### Task details
The answer must be every line of the records below that contains the word "données", copied out.

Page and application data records
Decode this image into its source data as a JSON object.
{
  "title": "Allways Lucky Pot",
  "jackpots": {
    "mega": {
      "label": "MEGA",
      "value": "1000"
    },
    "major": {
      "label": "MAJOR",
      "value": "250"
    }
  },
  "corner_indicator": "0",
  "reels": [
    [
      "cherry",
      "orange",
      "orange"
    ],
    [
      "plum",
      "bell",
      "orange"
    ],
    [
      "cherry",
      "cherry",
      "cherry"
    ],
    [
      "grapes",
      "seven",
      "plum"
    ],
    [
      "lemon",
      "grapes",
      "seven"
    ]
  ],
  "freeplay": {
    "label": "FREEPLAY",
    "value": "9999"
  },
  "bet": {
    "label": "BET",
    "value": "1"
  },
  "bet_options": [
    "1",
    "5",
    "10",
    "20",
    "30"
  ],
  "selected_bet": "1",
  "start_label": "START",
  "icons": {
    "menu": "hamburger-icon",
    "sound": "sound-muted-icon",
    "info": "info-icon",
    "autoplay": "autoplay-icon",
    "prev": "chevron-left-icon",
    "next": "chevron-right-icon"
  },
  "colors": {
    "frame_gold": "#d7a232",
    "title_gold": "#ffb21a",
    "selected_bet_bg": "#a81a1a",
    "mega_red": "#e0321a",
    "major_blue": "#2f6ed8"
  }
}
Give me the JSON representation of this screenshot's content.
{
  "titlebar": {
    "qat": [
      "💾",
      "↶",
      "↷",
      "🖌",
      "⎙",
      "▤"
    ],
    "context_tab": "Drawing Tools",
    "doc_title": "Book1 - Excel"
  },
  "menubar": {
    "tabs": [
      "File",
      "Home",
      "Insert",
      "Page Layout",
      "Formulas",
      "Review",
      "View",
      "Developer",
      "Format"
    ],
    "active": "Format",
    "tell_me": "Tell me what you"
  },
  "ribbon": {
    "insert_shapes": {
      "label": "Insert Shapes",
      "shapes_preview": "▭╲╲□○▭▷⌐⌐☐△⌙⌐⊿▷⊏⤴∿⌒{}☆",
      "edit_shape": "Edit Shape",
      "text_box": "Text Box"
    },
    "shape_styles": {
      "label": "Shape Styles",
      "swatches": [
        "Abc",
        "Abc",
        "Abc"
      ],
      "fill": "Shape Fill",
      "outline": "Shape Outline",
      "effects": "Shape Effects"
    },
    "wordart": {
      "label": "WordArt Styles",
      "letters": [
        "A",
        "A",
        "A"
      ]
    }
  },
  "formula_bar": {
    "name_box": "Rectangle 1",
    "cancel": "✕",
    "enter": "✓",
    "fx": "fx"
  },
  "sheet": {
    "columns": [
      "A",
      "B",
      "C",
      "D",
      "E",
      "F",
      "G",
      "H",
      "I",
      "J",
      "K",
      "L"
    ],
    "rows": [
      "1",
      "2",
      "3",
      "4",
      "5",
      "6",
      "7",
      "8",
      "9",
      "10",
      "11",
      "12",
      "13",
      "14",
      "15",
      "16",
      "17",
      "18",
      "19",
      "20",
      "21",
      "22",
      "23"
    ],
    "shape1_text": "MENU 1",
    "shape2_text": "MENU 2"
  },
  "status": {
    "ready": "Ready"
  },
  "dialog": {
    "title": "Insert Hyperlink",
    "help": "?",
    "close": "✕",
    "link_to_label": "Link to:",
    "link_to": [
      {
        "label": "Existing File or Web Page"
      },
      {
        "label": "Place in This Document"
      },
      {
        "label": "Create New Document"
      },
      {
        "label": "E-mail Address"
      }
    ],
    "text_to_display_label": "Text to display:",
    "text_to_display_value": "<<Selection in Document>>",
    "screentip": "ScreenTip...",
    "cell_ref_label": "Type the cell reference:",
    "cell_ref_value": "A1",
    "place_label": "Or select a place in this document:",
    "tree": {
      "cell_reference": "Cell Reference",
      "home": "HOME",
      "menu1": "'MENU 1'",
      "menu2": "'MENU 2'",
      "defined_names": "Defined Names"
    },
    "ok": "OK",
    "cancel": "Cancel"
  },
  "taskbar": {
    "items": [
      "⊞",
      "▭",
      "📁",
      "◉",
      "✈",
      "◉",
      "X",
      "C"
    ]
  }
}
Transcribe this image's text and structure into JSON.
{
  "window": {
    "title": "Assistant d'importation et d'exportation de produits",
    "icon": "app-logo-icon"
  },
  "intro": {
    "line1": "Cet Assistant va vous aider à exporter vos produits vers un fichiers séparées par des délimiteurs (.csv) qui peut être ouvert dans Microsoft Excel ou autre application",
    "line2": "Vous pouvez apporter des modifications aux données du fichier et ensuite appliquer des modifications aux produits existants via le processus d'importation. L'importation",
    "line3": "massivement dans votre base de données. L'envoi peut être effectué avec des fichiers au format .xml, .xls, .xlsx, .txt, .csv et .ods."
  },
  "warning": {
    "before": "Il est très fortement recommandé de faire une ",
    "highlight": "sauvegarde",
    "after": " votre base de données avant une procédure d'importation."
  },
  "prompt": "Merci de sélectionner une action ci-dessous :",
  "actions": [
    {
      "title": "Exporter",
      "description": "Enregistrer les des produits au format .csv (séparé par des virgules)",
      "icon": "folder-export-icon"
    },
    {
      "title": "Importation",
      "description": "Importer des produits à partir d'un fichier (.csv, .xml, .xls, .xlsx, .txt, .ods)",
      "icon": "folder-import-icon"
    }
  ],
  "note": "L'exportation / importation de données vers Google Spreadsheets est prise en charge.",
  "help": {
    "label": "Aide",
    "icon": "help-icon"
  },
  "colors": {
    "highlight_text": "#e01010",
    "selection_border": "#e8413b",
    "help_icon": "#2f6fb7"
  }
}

### Solution to the exercise
    "line2": "Vous pouvez apporter des modifications aux données du fichier et ensuite appliquer des modifications aux produits existants via le processus d'importation. L'importation",
    "line3": "massivement dans votre base de données. L'envoi peut être effectué avec des fichiers au format .xml, .xls, .xlsx, .txt, .csv et .ods."
    "after": " votre base de données avant une procédure d'importation."
  "note": "L'exportation / importation de données vers Google Spreadsheets est prise en charge.",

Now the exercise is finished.